# WORK TO BE COMPLETED:
Go through the records below and count every line containing "series". Reply with the count alone.

# MATERIAL TO PROCESS:
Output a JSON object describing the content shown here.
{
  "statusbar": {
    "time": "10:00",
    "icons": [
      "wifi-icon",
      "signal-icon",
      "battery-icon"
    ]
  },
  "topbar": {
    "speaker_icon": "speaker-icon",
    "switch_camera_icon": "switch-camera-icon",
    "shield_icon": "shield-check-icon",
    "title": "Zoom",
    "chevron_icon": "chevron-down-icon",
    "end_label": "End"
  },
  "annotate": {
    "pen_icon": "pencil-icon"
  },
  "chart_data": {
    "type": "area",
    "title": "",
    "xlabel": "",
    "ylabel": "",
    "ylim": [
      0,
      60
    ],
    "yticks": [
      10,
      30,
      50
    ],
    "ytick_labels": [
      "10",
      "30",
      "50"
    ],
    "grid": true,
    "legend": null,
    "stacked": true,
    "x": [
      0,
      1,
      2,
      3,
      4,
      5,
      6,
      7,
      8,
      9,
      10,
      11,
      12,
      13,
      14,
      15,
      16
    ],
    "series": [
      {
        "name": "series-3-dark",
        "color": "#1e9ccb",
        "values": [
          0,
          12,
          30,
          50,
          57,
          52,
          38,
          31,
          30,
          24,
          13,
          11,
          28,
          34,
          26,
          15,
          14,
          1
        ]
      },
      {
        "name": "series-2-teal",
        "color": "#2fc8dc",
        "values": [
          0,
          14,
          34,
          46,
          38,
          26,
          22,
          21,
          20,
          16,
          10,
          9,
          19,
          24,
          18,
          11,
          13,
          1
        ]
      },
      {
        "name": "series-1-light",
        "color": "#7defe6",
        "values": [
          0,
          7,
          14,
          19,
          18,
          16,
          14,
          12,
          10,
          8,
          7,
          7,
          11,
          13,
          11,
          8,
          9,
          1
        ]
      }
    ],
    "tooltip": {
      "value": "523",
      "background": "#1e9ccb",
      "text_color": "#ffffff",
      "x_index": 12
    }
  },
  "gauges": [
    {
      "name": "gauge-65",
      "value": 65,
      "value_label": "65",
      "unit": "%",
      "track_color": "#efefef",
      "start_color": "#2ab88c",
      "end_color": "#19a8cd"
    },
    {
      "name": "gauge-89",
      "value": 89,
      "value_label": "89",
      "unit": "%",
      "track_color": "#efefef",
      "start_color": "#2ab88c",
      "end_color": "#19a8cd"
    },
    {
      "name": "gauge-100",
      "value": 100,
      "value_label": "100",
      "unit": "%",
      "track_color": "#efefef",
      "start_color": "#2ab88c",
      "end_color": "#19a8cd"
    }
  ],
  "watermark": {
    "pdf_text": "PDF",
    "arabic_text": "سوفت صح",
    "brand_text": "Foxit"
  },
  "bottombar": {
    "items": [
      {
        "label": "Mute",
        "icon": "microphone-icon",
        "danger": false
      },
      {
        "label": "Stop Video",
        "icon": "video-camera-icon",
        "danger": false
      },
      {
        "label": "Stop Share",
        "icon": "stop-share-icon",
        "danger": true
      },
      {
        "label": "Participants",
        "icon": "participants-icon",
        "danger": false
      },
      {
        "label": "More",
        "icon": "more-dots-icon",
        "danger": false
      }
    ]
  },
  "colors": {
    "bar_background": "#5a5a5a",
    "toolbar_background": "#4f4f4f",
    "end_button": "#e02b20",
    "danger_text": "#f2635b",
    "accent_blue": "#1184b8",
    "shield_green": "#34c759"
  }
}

# ANSWER TO THE EXERCISE:
4